Items from an interface collection:
####
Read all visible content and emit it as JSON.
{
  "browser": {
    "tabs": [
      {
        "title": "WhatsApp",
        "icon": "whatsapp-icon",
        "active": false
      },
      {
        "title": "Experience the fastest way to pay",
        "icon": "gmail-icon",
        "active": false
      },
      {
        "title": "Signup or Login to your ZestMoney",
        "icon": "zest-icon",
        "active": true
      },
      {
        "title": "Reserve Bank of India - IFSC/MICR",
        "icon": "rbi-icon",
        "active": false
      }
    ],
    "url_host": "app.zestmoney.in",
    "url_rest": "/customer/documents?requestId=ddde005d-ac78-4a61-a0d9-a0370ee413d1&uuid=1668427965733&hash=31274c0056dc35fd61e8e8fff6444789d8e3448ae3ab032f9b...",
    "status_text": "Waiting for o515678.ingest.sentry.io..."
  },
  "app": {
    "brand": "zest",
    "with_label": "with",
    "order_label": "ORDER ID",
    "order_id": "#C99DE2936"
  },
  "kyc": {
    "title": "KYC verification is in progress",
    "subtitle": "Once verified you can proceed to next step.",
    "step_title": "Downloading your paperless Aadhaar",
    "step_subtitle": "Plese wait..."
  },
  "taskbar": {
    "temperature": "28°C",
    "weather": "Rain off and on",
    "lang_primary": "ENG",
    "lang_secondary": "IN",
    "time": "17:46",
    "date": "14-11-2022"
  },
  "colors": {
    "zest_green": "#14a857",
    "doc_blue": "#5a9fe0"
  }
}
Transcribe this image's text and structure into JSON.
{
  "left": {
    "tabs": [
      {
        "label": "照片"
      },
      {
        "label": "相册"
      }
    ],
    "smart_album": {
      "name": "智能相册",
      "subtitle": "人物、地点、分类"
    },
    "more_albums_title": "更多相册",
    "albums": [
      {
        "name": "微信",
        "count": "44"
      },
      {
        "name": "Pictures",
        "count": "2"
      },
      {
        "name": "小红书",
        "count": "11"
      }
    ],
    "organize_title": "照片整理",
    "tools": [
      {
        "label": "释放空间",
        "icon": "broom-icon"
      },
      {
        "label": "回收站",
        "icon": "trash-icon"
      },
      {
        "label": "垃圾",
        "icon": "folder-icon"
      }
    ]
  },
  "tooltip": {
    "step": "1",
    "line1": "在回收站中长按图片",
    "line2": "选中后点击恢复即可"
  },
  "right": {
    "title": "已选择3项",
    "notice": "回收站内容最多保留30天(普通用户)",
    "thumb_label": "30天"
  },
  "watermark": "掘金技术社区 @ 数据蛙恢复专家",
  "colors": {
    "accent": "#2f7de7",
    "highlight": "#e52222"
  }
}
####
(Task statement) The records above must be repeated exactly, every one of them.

(Answer area)
Read all visible content and emit it as JSON.
{
  "browser": {
    "tabs": [
      {
        "title": "WhatsApp",
        "icon": "whatsapp-icon",
        "active": false
      },
      {
        "title": "Experience the fastest way to pay",
        "icon": "gmail-icon",
        "active": false
      },
      {
        "title": "Signup or Login to your ZestMoney",
        "icon": "zest-icon",
        "active": true
      },
      {
        "title": "Reserve Bank of India - IFSC/MICR",
        "icon": "rbi-icon",
        "active": false
      }
    ],
    "url_host": "app.zestmoney.in",
    "url_rest": "/customer/documents?requestId=ddde005d-ac78-4a61-a0d9-a0370ee413d1&uuid=1668427965733&hash=31274c0056dc35fd61e8e8fff6444789d8e3448ae3ab032f9b...",
    "status_text": "Waiting for o515678.ingest.sentry.io..."
  },
  "app": {
    "brand": "zest",
    "with_label": "with",
    "order_label": "ORDER ID",
    "order_id": "#C99DE2936"
  },
  "kyc": {
    "title": "KYC verification is in progress",
    "subtitle": "Once verified you can proceed to next step.",
    "step_title": "Downloading your paperless Aadhaar",
    "step_subtitle": "Plese wait..."
  },
  "taskbar": {
    "temperature": "28°C",
    "weather": "Rain off and on",
    "lang_primary": "ENG",
    "lang_secondary": "IN",
    "time": "17:46",
    "date": "14-11-2022"
  },
  "colors": {
    "zest_green": "#14a857",
    "doc_blue": "#5a9fe0"
  }
}
Transcribe this image's text and structure into JSON.
{
  "left": {
    "tabs": [
      {
        "label": "照片"
      },
      {
        "label": "相册"
      }
    ],
    "smart_album": {
      "name": "智能相册",
      "subtitle": "人物、地点、分类"
    },
    "more_albums_title": "更多相册",
    "albums": [
      {
        "name": "微信",
        "count": "44"
      },
      {
        "name": "Pictures",
        "count": "2"
      },
      {
        "name": "小红书",
        "count": "11"
      }
    ],
    "organize_title": "照片整理",
    "tools": [
      {
        "label": "释放空间",
        "icon": "broom-icon"
      },
      {
        "label": "回收站",
        "icon": "trash-icon"
      },
      {
        "label": "垃圾",
        "icon": "folder-icon"
      }
    ]
  },
  "tooltip": {
    "step": "1",
    "line1": "在回收站中长按图片",
    "line2": "选中后点击恢复即可"
  },
  "right": {
    "title": "已选择3项",
    "notice": "回收站内容最多保留30天(普通用户)",
    "thumb_label": "30天"
  },
  "watermark": "掘金技术社区 @ 数据蛙恢复专家",
  "colors": {
    "accent": "#2f7de7",
    "highlight": "#e52222"
  }
}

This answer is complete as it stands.